Friday, October 21, 2011

Smitten

I'm lying on the dirt in the back yard, looking up at our clementine tree. The branches hang low to the ground, heavy with fruit.

This year we had a lot of rain, plus I fertilized. There will be more fruit than ever.

The "cuties" at the store have been genetically altered so they don't have seeds. They taste like cardboard compared to our clementines. I know. I've eaten cardboard.

I'm getting cocky about this tree. I hope nobody smites me for it. I suppose if that happens I'll end up lying on the ground under a tree. I hope it's this one.

22 comments:

Book Dragon said...

color me jealous!

Petrea Burchard said...

I may have to ship you some, BD!

altadenahiker said...

Yes, brag away. My tangerines are ripe and juicy, but not on a par with your clemmies.

Desiree said...

Luvely--and perfect for Christmastime--as decoration

Steven said...

WOW ! That tree is loaded. A few seeds are no problem. I would call them "beauties." Lots of good vitamins too. Peel away and eat away. Another food based comment. Thanks for throwing me a bone.

dive said...

Wow! The future is orange over there. What a fantastic bumper crop.
Enjoy one for me, please, Petrea.

Petrea Burchard said...

Ripe already, Hiker? You're way ahead of me. Let's do a trade when it's time.

I like to share, Des. But it sounds like you don't like clementines?

I aim to please, Steven.

Dive, I'll be happy to enjoy several for you.

Patricia said...

I'm so jealous! Here in Washington state we are paying a pretty price for these, and I know they don't taste anything like yours. One of the joys of Southern California...

Gina said...

The picture of potential!

If you have extras I will definitely trade you some winter veggies for some - I've got quite a field of leeks going in my backyard (among other things).

Bellis said...

What an amazingly fruitful tree! That dollop of fertilizer must have helped.

There aren't any mandarins, clementines or tangerines for sale in our local stores yet - is AH shining extra light on hers?.

दूर्जेय चेतना said...

wow.. I missed my hometown in Nepal. we have big such garden... thanks for beautiful photo

Petrea Burchard said...

Patricia, we do grow good citrus here. I learned recently that it's not indigenous, however. And alas, you get all that lovely rain.

Gina, I'll put you on my list. Folks are lining up!
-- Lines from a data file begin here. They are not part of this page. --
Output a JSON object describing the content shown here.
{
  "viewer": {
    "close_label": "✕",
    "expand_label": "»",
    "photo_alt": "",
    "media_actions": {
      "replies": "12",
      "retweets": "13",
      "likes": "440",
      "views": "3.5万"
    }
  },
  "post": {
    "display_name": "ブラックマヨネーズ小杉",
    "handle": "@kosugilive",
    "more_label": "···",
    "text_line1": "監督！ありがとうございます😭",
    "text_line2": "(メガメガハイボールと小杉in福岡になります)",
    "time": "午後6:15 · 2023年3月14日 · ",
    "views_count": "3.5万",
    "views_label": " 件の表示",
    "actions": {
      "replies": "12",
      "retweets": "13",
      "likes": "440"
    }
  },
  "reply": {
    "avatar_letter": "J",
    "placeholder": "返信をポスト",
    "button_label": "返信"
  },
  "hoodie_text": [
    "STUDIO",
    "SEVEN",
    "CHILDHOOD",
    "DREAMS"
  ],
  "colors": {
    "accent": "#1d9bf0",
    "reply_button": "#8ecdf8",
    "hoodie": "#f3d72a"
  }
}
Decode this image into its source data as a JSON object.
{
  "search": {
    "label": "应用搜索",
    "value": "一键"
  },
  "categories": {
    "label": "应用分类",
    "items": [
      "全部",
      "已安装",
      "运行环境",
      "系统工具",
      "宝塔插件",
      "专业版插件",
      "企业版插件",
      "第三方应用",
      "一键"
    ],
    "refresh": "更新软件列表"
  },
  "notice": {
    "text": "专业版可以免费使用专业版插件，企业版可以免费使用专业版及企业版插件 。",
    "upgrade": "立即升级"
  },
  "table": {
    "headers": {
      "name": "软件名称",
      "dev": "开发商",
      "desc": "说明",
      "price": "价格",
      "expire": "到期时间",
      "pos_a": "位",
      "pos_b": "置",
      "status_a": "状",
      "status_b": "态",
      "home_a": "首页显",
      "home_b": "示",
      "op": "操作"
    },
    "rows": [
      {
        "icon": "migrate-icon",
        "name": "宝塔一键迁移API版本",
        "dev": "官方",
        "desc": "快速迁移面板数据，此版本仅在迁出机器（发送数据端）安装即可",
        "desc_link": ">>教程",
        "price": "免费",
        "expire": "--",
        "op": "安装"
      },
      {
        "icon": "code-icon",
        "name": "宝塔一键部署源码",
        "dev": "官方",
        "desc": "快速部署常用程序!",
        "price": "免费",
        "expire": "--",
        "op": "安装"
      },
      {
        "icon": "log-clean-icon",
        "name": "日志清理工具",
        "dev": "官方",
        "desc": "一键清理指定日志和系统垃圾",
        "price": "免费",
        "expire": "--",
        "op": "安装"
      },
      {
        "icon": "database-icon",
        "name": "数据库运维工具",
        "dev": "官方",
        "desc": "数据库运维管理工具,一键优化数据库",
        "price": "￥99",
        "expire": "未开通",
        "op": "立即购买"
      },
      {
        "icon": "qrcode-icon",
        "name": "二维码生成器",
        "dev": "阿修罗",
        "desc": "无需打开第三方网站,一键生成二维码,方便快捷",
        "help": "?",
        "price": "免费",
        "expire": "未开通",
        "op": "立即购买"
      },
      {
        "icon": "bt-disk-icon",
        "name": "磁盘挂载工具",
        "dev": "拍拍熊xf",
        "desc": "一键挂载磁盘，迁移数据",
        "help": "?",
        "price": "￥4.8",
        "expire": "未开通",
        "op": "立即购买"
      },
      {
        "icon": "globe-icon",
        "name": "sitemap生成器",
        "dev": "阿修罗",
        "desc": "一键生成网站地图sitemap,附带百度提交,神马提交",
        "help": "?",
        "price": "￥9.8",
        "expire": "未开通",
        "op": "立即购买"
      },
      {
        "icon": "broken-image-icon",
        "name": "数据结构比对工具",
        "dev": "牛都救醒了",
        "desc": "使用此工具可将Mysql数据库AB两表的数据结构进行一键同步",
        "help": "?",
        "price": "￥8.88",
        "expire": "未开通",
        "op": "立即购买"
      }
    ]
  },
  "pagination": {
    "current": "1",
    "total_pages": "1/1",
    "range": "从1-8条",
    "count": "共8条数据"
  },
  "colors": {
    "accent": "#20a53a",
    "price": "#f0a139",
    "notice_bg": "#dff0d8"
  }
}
I've seen cuties in the stores already, Bellis. I don't know where they're coming from. But most grocery store fruit is hard as rocks around here. It's certainly not ripe when they pick it, and off the vine it ripens in a grainy way if you pick it at the wrong time. Too bad. I think a lot of people may not know what good fruit tastes like.

Hi दूर्जेय चेतना (I admit I have no idea how to pronounce that). Thanks for your visit. I think that's what it comes down to. I miss my home town, too. We had a big garden, too.

Julie said...

Mmmm those look wonderful! Clementines never would have survived in Ohio, but we did have an apple tree in my yard until a nasty storm knocked it over. My dad would put me on his shoulders so I could pick the apples and then we'd bake them into a pie. Such fond memories.

Ms M said...

Heavy with potential -- I can only imagine how good those will taste.

Petrea Burchard said...

Julie, we had apple trees, too! I used to love eating them off the tree when they were still green. We planted an apple tree in our Pasadena back yard just a couple of weeks ago. They won't be the same as Illinois apples but I'm looking forward to them just the same.

Ms. M, I'm wondering how they'd fare in a shipping crate between here and Boise.

Dina said...

I love the way you say things, Petrea!

Petrea Burchard said...

Thank you, Dina!

USelaine said...

I love this. Just love it. Such a green thumb after all!

Petrea Burchard said...

Who knew?

Susan Campisi said...

Such bounty! No wonder you're smitten. Just so you know, unlike Des, I love clementines.

Petrea Burchard said...

I'll put you on that list, Susan.

Margaret said...

Love this.